“Retail is down as a whole and the rental market isn’t as strong, but the merchandise I carry is inspirational enough so people feel motivated to buy,” said David Chines, owner of Copious Row in Sag Harbor. “The number-one thing I hear from all my shoppers is, ‘I want to have something my friends don’t have.’ My whole mantra is to cultivate and carry exclusive designers with beautiful handcrafted items, meticulously made and not distributed in mass quantities,” including fine jewelry from Delfina Delettrez and Nina Runsdorf, Shorouk “beachy” bracelets with crystals, and Hugo Matha clutches.
Regarding merchandise he sees trending in the Hamptons, Chines said, “People are really investing in quality jewelry pieces and foregoing buying another sweater. Women really love jewelry that’s lighter, dainty pieces, rings, necklaces and bracelets that are stackable. Women are having more fun with jewelry.”
Andrea Fornarola Hunsberger, founder and director of the Elements Fitness Studio, recently relocated her business to a bigger, street level location at 68 Newtown Lane in East Hampton,with an 18-foot high cathedral ceiling, next door to SoulCycle. Compared to last year, “it’s already busier. Our classes are fuller. I think it’s going to be a busy season.
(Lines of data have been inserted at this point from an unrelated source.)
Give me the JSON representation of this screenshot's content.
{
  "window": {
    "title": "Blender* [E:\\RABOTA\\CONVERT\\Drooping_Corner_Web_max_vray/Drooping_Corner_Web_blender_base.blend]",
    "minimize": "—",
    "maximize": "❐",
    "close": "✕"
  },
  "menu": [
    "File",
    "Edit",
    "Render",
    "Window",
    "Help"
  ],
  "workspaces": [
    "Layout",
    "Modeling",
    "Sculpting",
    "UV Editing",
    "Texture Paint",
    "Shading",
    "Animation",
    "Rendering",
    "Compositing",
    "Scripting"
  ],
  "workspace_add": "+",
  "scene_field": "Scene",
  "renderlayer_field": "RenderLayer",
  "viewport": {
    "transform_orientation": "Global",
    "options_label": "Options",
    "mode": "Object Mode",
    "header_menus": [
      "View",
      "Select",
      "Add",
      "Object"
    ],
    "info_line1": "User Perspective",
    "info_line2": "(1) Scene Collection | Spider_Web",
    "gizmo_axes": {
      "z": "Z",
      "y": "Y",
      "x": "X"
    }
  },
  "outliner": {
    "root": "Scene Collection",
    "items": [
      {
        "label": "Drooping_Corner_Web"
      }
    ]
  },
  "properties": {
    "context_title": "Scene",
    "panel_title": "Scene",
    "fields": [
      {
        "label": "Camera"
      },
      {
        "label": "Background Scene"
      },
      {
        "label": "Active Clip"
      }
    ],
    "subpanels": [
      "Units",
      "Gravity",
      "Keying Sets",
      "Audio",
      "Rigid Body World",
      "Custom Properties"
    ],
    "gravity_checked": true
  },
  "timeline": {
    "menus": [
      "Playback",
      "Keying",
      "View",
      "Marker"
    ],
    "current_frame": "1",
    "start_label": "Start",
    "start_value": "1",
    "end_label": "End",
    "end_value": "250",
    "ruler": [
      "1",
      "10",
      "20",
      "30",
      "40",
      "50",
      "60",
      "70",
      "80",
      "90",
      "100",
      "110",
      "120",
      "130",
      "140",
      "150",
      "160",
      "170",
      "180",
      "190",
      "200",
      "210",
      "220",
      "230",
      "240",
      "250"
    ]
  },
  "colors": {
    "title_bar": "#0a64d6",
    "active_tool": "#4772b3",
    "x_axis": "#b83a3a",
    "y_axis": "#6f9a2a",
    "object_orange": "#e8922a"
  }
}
We have 15 to 20 per class, and three or more classes a day, depending on the day of the week and level of enrollment. We have a great client return rate. My very first client when I first opened [in 2014] still comes to the studio every weekend. It’s the one-on-one connection we have. We keep our classes smaller. We’ve built a nice community.”
“People are in town. Southampton has been happening,” said Zach Erdem, who owns several Southampton businesses, including Kozu, the Japanese restaurant; AM night club, and Hotel Ze, which are all new. “I see all kinds of people — lots of Russians, Arabs, South Americans, Europeans. I know a person from Moscow who rented a house for $800,000 a month. They come to my place for breakfast, order Cristal Champagne and have a $2,000 bill.”
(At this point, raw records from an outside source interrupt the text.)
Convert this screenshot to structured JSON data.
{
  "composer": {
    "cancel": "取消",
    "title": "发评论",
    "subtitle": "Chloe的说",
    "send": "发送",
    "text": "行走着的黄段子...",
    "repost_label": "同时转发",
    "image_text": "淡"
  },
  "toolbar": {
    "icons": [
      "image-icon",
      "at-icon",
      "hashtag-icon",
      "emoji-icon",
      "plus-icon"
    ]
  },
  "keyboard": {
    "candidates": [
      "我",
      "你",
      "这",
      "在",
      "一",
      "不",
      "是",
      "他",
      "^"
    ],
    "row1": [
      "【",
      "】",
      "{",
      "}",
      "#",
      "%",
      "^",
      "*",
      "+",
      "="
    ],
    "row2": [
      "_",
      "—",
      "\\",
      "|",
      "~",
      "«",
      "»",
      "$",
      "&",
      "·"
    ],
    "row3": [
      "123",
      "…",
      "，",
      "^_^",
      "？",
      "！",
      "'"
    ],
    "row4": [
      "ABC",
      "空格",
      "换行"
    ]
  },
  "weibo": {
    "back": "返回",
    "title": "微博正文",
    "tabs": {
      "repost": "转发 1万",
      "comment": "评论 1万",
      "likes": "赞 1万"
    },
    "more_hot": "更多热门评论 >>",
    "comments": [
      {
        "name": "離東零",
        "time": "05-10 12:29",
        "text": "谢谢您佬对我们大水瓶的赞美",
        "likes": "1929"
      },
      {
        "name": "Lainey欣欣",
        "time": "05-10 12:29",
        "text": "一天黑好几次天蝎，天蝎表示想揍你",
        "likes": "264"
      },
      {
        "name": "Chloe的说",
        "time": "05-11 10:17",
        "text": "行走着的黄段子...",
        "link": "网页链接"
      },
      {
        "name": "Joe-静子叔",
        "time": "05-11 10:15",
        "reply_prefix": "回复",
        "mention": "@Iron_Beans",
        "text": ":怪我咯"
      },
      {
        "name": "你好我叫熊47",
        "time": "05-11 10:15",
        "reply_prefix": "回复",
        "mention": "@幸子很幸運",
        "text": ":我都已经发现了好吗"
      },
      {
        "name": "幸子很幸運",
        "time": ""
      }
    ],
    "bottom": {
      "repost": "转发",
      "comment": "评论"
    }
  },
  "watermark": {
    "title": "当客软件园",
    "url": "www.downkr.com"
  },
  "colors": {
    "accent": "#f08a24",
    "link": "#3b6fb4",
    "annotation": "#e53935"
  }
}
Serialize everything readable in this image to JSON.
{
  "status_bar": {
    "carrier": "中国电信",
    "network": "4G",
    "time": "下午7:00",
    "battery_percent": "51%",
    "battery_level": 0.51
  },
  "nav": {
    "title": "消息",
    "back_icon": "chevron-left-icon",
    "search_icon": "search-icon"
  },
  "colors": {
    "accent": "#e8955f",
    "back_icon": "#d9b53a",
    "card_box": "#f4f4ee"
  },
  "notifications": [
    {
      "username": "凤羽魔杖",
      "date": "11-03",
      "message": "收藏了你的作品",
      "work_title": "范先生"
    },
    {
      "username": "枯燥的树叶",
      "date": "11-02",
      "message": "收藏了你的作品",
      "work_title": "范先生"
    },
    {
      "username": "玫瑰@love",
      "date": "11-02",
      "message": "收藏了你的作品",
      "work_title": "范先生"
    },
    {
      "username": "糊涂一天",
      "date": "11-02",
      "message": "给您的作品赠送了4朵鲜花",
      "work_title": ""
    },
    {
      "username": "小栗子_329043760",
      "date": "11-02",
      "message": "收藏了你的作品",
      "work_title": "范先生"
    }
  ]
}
Erdem noted the Hamptons’ rapid turnover of businesses, with each year bringing new stores and restaurants replacing others that disappear. There’s two main reasons for that, he believes. “It’s always about the person in charge. You personally have to take care of customer.” Then it’s about the rents. “They are really high. That is a main concern.”
Larry Scott of Lawrence Scott Events is staging the Hamptons Magazine party this weekend in Sagaponack, celebrating the Drew Barrymore cover, as well as the Southampton Hospital benefit Aug. 6. “The Hamptons are getting bigger and much more in demand. The big philanthropists, the hedge fund guys are all going out there big time,” he said.
As far as the Hamptons business climate, “I find people around election time always pull back cause they don’t know what’s going to be, but wealthy people are always going to spend money. They just may not have that extra whatever added on,” to their parties. “They’re not going to be over the top until after the election.”
At the Southampton Inn, owner Dede Gotthelf said bookings are flat with last year’s but still robust. “We did not do very well during the first quarter. Many businesses in Southampton did feel it. The pulse was much quieter. The weather was bad. Now the pulse is on par with last year.”
She says her property represents an escape from Hamptons high jinx. “We don’t offer the rowdiness and the gazillion dollar parties. We try very hard to have a consistent message and brand image, which is to be charming and efficient, and our new restaurant, Café Klyde is affordable. We don’t serve caviar.” Instead, you can a hamburger for $12 and an $18 lobster roll.